= Work to complete =
Your task is to copy every line below that contains the word "title".

(Interface dataset entries)
- - -

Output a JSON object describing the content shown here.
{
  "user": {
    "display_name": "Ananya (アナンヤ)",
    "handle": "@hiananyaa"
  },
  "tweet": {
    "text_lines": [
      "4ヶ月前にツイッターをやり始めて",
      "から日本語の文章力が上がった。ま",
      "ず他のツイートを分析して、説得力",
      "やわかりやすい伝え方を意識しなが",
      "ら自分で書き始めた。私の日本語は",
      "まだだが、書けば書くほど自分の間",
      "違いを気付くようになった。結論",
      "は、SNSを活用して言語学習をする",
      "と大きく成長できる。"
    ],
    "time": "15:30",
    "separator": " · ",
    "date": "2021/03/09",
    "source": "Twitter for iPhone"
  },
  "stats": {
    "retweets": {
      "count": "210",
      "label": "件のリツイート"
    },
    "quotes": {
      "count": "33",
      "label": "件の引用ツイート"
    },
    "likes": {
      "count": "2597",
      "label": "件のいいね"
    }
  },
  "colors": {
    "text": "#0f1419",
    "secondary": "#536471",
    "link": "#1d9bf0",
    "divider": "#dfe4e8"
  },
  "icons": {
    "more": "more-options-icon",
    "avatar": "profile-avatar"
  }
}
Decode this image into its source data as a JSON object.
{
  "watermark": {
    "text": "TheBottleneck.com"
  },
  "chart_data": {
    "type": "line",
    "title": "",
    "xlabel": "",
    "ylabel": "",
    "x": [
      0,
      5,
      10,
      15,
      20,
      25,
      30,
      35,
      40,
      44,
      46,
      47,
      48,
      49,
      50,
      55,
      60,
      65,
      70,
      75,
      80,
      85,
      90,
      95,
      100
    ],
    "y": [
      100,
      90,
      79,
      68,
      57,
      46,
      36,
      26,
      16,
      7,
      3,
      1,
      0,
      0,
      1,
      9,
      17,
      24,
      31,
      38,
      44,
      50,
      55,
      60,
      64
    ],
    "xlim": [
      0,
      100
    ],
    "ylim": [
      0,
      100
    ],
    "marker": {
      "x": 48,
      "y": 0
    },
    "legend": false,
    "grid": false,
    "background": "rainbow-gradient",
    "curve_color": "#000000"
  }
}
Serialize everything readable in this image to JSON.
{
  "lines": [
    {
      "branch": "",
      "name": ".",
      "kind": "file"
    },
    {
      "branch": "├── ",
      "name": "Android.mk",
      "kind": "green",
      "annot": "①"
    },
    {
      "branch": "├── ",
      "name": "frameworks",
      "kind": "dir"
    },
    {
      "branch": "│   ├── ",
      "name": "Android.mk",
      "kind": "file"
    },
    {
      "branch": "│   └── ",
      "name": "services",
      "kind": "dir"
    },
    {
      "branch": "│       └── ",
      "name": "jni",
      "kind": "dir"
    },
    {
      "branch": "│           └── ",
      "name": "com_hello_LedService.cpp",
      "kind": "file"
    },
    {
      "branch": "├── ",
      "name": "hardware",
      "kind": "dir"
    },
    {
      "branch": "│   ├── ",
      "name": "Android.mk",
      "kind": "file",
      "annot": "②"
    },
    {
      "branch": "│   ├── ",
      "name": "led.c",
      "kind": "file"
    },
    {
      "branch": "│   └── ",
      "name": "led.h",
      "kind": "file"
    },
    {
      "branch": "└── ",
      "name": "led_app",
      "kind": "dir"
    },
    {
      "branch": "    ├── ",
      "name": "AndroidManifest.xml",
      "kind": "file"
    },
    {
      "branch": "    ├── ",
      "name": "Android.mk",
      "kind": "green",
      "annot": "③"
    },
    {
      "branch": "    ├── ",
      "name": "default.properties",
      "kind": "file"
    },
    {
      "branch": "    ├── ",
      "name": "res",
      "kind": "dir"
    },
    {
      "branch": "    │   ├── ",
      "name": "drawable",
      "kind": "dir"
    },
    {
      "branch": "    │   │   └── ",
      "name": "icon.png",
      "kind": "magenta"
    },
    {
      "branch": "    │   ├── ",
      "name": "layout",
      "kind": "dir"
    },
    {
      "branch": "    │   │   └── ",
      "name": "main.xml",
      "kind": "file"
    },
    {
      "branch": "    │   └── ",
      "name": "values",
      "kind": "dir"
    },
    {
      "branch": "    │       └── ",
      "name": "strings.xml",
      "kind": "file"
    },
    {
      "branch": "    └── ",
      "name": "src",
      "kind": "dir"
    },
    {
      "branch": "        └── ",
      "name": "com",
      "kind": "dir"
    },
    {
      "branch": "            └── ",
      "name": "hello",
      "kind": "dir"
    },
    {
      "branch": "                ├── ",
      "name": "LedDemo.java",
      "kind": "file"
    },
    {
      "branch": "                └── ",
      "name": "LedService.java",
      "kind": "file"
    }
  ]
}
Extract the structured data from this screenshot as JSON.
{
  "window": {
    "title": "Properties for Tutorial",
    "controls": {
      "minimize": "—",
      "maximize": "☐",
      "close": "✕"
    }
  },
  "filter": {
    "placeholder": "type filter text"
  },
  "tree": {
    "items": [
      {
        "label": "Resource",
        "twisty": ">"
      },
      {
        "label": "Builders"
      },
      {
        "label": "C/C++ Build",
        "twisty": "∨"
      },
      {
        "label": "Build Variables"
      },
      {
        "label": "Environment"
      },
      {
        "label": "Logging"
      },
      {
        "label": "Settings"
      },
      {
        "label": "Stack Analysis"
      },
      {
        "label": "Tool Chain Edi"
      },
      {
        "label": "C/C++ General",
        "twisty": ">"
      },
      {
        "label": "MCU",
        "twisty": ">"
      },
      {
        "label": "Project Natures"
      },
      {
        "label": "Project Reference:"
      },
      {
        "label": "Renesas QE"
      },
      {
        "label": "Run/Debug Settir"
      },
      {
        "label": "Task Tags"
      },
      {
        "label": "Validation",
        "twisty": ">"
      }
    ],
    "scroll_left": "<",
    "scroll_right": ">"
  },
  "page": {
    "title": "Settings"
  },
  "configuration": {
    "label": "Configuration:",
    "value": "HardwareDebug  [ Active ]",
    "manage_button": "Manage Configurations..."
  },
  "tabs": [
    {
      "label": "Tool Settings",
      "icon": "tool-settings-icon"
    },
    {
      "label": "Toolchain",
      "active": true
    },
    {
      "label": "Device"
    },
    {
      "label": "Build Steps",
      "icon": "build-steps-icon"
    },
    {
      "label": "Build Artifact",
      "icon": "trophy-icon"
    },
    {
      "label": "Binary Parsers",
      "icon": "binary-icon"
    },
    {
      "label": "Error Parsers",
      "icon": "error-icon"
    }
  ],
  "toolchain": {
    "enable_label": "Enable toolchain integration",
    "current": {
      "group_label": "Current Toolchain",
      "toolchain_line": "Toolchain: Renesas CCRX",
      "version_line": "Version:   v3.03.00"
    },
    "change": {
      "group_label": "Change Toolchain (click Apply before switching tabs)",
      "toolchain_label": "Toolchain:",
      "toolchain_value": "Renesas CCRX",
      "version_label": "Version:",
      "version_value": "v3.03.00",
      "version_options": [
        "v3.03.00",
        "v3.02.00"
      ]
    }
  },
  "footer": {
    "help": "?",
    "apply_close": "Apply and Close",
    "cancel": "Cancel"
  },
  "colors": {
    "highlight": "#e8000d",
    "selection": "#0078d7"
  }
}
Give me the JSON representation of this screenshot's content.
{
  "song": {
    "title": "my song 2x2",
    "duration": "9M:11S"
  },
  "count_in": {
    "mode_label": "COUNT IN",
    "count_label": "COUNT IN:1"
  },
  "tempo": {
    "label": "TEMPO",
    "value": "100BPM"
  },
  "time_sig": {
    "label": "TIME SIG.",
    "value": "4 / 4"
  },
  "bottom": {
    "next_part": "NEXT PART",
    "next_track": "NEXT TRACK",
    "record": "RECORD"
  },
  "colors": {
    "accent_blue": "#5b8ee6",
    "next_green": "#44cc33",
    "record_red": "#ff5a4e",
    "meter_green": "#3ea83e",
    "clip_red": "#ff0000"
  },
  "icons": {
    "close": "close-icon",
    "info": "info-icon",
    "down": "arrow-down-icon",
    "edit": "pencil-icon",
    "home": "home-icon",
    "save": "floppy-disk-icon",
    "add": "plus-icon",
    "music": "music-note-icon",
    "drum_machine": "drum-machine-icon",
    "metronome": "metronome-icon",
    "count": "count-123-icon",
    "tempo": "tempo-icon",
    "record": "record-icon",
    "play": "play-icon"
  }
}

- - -

= Answer space =
    "title": "",
    "title": "Properties for Tutorial",
    "title": "Settings"
    "title": "my song 2x2",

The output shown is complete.